The performance divergence since February 2012 has created a particularly attractive opportunity not for stocks but instead for gold. In the past gold would start from a meaningfully higher point than stocks and perform on par during a balance sheet expanding monetary stimulus program. But at present, gold would be starting from a meaningfully lower point than stocks. As a result, if monetary policy makers eventually deliver more balance sheet expanding stimulus, gold has a great deal of catching up to do having almost completely missed this potential outcome in its price performance. Thus, gold has the potential to outperform stocks by a wide margin under this scenario. Conversely, if no further stimulus is delivered, or if any future stimulus program falls short of expectations, gold is positioned to continue to move sideways if not even rise further under a potential flight to safety scenario that should more than return gold to its previous non-stimulus relative outperformance, while stocks have the potential to correct sharply lower, particularly given the fact that fundamentals do not generally support recent stock gains to this point anyway.
For these reasons, I recently added to long positions in gold.
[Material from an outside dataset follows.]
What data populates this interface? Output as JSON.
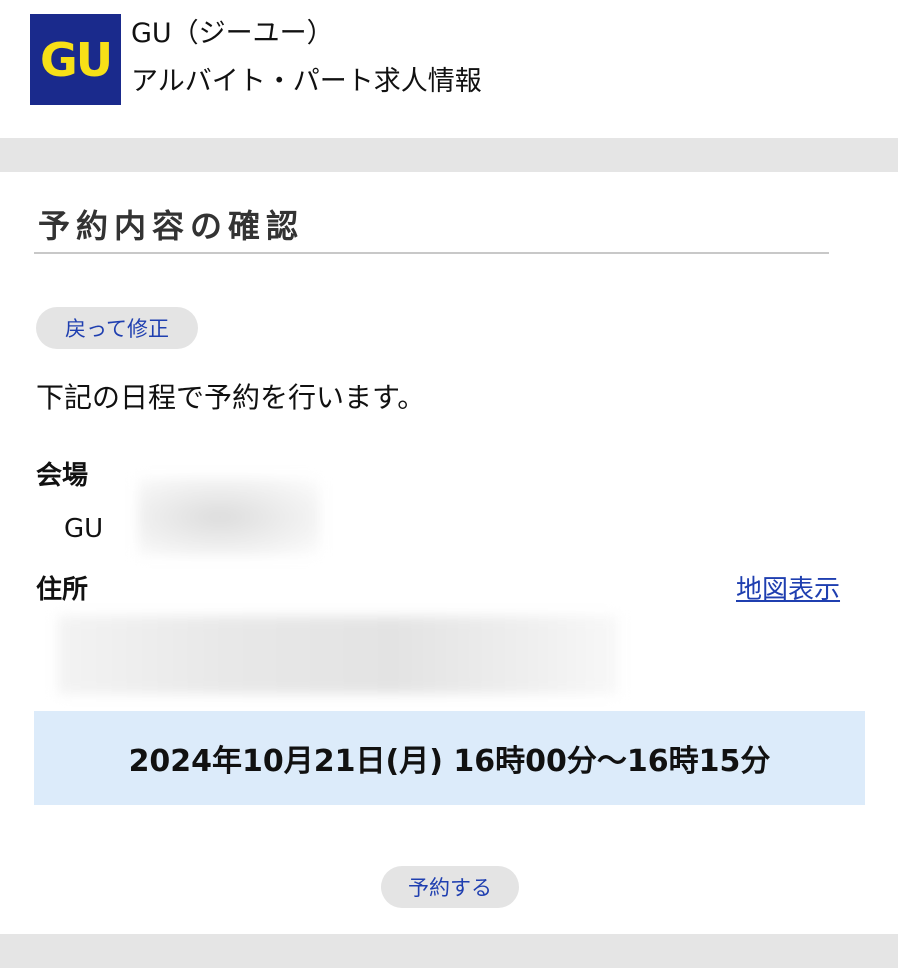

My preferred way for establishing this exposure is the Central Gold Trust (GTU) and in part through the Central Fund of Canada (CEF), the latter of which also contains a meaningful allocation to silver (SLV). I will be evaluating the white metal more closely under this same context in my next article on the topic.
Disclaimer: This post is for information purposes only. There are risks involved with investing including loss of principal. Gerring Wealth Management (GWM) makes no explicit or implicit guarantee with respect to performance or the outcome of any investment or projections made by GWM. There is no guarantee that the goals of the strategies discussed by GWM will be met.